5. Storing all of your eggs in one basket. That is, all of your stockpiles in the same place. By doing that, you will lose all of your supplies/gear in one single catastrophe. You should store your “nest eggs” in different places.
6. Being a total green-horn with your survival gear. Lots of people have stockpiled all sorts of cool survival gear/gadgets, but they are completely unable to use them properly in a disaster situation. You must spend “quality time” and learn how to use your, let’s say, emergency fire-starter kit, especially in a “hairy” situation when you don’t have much time on your hands and you can’t afford to make a mistake.
7. Not storing enough water.
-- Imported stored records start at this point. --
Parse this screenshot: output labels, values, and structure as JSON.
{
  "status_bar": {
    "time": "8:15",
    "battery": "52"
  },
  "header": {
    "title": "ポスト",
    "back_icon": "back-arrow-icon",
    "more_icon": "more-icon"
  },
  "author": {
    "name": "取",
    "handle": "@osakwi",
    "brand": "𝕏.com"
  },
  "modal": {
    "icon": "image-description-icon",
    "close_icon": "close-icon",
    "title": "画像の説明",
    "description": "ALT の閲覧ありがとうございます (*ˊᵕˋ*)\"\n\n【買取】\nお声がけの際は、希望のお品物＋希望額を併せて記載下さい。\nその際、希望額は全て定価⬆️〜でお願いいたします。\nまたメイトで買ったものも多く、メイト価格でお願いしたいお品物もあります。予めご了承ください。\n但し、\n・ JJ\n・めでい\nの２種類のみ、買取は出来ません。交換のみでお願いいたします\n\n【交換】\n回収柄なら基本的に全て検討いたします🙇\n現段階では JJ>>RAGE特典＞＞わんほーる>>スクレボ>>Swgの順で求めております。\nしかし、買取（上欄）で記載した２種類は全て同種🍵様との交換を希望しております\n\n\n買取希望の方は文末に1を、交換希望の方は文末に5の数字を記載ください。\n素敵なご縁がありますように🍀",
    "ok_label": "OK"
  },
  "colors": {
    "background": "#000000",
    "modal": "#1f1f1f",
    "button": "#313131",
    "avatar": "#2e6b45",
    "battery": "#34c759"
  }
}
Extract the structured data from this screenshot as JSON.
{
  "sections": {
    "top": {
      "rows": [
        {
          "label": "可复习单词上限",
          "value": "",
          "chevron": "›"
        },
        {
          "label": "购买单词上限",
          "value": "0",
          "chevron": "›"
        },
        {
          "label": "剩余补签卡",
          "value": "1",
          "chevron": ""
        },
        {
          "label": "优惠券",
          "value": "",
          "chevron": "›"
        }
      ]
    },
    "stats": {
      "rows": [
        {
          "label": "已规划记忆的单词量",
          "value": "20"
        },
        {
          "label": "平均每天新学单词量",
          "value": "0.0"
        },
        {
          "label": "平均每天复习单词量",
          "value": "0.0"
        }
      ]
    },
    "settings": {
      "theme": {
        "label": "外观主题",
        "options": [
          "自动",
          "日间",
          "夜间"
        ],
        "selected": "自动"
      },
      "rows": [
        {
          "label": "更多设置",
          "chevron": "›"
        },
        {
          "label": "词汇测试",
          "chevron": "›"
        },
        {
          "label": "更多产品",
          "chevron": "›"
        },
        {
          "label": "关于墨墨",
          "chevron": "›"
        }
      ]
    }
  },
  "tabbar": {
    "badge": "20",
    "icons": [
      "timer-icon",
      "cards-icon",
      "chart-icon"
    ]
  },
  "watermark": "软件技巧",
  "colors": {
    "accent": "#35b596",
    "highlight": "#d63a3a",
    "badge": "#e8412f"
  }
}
Yes, it may sound strange to you, but lots of survivalists fail to achieve this basic goal.
You can survive without much food for weeks, but the lack of water will kill you much quicker than that, in just 2-3 days depending on the weather. Also, don’t forget to include water purification gear and to learn water collection/creation techniques  (there are quite a few).
8. Failing to rotate your food supplies. This can be a very expensive “habit” because food has a tendency to spoil over time. Yet many survivalists tend to store food indefinitely, until they end up with lots of expired stuff that may not be edible. Basically, you must store what you eat and vice versa: Eat what you store. In this way, you’ll avoid waste or potential dangers to your health.
Stay prepared, stay focused, don’t get too comfortable and everything is gonna’ be alright!
What mistakes would you add to this list? Share your suggestions in the section below: